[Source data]
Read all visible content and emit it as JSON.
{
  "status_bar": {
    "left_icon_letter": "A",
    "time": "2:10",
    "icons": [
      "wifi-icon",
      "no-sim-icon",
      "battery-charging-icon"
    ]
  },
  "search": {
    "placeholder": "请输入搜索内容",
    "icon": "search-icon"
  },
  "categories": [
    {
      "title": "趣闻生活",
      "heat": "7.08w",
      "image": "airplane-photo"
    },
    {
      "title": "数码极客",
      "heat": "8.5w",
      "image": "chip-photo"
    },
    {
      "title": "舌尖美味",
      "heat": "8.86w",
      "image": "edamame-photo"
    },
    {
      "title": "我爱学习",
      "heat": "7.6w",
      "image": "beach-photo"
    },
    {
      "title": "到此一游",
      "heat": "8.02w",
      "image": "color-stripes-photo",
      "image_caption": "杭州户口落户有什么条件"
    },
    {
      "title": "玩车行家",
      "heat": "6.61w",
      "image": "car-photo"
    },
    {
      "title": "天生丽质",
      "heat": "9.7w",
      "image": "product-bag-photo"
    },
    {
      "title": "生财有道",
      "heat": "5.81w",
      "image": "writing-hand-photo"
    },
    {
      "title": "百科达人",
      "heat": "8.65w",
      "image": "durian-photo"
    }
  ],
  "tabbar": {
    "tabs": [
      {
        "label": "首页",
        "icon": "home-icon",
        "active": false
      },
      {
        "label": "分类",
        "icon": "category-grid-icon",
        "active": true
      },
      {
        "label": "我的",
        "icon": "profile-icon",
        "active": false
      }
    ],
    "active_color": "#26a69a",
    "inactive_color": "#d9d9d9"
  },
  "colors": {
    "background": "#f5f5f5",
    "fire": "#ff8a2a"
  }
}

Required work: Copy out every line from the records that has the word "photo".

Result of the task:
      "image": "airplane-photo"
      "image": "chip-photo"
      "image": "edamame-photo"
      "image": "beach-photo"
      "image": "color-stripes-photo",
      "image": "car-photo"
      "image": "product-bag-photo"
      "image": "writing-hand-photo"
      "image": "durian-photo"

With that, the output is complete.